ENTRIES PROVIDED -
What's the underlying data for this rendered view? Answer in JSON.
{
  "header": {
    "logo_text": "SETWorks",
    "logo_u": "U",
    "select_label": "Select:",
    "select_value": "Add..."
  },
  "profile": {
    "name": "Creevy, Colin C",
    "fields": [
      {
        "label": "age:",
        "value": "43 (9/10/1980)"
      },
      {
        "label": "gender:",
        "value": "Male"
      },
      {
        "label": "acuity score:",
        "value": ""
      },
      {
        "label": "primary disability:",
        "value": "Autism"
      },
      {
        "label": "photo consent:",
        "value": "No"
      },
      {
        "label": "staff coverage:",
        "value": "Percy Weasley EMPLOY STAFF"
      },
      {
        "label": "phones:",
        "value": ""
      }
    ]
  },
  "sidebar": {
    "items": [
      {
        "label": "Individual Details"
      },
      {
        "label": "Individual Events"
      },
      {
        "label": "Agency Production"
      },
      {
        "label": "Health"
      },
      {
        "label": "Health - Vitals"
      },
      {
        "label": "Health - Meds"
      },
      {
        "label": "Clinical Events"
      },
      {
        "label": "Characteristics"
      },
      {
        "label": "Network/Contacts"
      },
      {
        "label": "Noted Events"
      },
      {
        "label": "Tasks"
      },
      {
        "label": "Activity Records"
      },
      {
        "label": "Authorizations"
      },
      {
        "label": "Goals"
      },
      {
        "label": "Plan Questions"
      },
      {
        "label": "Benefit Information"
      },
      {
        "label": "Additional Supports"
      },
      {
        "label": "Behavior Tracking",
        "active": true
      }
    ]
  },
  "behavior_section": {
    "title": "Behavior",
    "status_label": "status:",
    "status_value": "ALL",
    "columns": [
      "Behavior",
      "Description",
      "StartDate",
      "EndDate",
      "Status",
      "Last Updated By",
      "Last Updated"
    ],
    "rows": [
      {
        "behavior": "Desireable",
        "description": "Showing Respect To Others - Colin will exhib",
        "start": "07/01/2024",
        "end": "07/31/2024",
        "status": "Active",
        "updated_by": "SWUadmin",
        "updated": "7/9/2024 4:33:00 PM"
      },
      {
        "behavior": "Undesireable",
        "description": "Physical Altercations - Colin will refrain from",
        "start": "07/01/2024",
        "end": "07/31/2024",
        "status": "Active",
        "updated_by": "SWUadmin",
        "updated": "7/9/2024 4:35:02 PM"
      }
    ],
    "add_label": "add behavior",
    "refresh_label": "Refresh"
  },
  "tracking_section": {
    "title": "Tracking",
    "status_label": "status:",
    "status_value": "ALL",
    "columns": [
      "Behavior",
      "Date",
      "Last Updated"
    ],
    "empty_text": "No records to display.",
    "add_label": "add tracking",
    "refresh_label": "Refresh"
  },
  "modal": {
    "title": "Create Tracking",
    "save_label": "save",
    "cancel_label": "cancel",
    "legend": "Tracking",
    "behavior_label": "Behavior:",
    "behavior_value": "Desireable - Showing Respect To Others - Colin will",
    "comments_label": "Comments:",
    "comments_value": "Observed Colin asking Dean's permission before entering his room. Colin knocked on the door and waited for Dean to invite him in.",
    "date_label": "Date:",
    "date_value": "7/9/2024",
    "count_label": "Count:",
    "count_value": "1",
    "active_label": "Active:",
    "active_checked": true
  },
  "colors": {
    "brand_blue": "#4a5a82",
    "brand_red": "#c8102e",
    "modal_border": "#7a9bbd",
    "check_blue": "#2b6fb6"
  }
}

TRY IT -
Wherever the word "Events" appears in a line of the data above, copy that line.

RESULT OF THE TASK -
        "label": "Individual Events"
        "label": "Clinical Events"
        "label": "Noted Events"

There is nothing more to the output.